Campaign organization pays state $300,000 of $11 million owed

<i>This post has been corrected. See the note below for details.</i>

SACRAMENTO — A campaign group that received $11 million in “dark” political contributions and now owes it to the state has paid only $300,000.

California’s ethics agency on Friday announced receipt of the funds from the political arm of the Small Business Action Committee, whose president said the group’s PAC would pay no more and would close.

The state has yet to collect any money from a second group, the California Future Fund, which owes $4 million but has shut down. An attorney for the organization did not return calls Friday.


The two organizations received the contributions in 2012 from Arizona nonprofit groups that kept mum about where the money had come from.

After investigating the donations, the state found that the source of the funds had not been properly reported by the Arizona groups, and thus the contributions were tainted.

The California committees were ordered to forfeit equivalent sums to the general fund, where the money can pay for government services.

The Arizona groups have paid $1 million in fines for their role in hiding the donors’ identities.

On Friday, a Fair Political Practices Commission official called the $300,000 payment “a win for Californians and for campaign finance disclosure.”

“This case had unique circumstances because it involved two of the largest campaign contributions ever made in California,” said Gary Winuk, the commission’s chief of enforcement.


Joel Fox, president of the Small Business Action Committee, said his group settled its case reluctantly.

“As a result of an obscure law, the FPPC was required to seek a judgment for disgorgement,” Fox said.

He disputes the constitutionality of that law but said he preferred not to fight the state in court.

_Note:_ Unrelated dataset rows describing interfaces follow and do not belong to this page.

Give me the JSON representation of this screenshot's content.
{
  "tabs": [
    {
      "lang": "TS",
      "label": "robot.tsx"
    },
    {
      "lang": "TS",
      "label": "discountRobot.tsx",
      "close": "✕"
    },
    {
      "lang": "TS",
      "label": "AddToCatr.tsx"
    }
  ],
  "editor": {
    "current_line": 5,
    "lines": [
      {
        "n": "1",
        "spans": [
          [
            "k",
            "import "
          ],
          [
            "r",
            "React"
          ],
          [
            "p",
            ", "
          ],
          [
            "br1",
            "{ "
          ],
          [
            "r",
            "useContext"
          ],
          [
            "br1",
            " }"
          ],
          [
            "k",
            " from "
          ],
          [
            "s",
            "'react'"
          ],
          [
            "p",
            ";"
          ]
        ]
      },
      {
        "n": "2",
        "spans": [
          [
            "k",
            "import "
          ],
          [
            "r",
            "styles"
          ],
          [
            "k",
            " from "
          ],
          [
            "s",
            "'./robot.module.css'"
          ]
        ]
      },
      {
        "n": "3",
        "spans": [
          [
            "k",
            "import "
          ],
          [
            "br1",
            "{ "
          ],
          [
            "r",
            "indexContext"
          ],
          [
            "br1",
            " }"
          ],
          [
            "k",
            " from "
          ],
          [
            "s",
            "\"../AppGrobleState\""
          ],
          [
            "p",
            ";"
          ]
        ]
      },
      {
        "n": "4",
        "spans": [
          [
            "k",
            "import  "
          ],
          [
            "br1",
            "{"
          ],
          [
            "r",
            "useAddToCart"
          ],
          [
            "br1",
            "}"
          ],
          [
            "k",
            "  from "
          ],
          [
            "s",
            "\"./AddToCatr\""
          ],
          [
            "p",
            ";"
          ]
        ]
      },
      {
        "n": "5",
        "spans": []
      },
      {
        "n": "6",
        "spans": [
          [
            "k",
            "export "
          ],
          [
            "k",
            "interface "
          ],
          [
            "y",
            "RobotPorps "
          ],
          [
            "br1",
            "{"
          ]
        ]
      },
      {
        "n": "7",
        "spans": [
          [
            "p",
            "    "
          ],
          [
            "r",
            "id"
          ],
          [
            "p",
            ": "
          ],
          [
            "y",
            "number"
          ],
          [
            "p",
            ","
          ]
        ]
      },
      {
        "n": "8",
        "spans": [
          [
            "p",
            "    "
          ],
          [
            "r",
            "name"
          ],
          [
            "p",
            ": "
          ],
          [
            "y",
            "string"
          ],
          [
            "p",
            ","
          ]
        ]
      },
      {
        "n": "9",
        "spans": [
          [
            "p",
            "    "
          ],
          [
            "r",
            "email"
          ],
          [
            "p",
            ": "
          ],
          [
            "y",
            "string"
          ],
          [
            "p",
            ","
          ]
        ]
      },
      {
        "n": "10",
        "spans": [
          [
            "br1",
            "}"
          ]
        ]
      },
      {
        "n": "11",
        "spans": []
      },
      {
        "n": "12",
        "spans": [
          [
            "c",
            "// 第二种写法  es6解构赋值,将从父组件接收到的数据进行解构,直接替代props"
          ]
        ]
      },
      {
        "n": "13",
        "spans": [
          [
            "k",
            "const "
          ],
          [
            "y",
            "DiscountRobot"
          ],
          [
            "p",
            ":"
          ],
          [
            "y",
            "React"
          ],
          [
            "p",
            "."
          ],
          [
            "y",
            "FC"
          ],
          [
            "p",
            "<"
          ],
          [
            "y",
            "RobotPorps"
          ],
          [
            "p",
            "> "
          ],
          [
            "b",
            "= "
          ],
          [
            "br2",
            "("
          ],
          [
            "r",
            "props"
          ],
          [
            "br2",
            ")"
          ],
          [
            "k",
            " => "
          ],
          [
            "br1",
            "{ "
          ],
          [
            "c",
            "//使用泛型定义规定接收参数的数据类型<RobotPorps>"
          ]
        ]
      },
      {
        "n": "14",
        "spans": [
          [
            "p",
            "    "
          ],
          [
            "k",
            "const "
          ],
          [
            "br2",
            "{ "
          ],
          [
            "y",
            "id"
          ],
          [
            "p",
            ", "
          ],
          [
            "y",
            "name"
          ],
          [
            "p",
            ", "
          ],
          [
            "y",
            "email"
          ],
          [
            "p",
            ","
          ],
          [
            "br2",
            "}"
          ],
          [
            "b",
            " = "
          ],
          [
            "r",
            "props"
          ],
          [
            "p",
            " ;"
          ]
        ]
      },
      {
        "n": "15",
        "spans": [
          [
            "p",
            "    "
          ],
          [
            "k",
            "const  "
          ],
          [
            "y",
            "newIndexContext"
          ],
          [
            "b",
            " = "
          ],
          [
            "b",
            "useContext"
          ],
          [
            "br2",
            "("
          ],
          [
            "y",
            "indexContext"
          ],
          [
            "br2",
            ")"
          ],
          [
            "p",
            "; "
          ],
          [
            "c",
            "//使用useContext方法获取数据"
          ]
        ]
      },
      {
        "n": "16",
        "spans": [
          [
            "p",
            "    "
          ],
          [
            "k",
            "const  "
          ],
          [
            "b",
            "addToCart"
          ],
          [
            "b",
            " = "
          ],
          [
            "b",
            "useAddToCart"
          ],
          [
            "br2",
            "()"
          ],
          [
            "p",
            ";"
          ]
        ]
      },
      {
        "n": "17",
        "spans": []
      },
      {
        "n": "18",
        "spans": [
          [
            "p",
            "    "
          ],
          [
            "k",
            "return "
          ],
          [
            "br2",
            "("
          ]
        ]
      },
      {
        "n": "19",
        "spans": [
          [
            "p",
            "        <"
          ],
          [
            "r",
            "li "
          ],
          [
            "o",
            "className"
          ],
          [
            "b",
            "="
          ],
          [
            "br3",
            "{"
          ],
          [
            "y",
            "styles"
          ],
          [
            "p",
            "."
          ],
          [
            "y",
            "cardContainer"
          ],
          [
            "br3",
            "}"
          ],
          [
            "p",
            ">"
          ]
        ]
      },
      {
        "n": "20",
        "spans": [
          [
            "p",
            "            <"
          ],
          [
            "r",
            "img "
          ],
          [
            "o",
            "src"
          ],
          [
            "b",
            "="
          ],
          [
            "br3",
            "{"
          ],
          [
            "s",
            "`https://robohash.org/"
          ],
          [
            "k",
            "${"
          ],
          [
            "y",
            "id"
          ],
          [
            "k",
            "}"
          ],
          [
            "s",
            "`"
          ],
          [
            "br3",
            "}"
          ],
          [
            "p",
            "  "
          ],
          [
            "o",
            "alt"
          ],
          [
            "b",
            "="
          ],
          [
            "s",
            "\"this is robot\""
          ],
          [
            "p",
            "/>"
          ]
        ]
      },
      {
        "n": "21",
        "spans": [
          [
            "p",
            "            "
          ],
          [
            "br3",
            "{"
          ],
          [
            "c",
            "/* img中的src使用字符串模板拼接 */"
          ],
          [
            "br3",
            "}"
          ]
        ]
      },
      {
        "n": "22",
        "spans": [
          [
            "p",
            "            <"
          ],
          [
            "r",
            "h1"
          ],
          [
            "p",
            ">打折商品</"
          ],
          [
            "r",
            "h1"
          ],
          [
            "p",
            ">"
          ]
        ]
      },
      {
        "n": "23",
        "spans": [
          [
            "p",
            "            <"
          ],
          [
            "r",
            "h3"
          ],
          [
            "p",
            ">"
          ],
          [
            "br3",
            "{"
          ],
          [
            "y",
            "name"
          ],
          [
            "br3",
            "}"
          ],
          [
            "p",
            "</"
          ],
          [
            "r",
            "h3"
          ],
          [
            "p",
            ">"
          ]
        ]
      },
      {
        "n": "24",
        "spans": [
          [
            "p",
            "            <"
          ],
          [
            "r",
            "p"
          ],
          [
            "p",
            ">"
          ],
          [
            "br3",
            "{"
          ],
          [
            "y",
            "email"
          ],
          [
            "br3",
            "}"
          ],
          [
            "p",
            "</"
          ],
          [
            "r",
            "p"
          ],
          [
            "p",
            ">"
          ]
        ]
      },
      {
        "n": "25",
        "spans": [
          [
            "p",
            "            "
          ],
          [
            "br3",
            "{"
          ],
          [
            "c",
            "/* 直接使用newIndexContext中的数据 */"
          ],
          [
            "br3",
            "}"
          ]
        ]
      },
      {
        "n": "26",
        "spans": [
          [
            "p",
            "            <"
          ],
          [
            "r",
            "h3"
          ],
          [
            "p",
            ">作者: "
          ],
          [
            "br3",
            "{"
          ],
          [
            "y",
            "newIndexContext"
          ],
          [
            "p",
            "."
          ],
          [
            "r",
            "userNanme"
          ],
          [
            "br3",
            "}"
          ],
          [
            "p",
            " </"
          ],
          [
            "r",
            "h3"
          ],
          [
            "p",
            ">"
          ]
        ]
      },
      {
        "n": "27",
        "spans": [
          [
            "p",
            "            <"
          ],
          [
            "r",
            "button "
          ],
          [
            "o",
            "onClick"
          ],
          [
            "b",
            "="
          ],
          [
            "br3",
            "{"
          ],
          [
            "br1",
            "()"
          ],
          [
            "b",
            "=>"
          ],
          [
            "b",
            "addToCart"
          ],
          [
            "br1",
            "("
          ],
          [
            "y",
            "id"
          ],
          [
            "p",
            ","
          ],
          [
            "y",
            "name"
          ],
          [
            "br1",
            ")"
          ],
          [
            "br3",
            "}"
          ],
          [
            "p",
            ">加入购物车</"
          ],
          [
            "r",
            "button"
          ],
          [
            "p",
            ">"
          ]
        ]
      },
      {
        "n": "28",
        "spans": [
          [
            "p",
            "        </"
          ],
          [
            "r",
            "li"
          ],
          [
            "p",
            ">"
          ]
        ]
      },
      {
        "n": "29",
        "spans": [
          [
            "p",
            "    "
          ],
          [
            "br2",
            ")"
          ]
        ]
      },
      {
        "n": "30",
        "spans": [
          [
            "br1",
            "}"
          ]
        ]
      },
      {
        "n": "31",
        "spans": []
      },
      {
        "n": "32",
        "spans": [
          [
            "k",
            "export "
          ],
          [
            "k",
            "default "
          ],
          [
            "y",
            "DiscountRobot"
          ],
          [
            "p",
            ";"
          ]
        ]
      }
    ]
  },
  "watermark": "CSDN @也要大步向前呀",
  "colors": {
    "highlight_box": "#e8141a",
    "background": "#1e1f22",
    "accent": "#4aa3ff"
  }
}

He views the $300,000 payment as a settlement, he said.

Kathay Feng, president of California Common Cause, noted that the $300,000 is “a small fraction” of the $15 million that the two groups owe the state.

“The difficulty of collecting these kinds of fines only underscores the need for stronger campaign disclosure legislation in California,” she said, “to ensure that voters are able to make informed decisions based on who is funding campaigns.”

The money from Arizona went to the fight against Gov. Jerry Brown’s 2012 ballot measure to increase taxes, which voters passed, and to the promotion of a measure intended to reduce the influence of unions, which was defeated.


Originally, money was donated to a Phoenix nonprofit called the Center to Protect Patient Rights, which is run by a political consultant tied to billionaire Republican contributors Charles and David Koch.

The center sent money to the campaign committees, which spent it on political advertising.

[For the record 11:05 a.m. PST Jan. 25: A headline with an earlier version of this post stated that the Small Business Action Committee violated disclosure rules. The committee did not violate those rules.]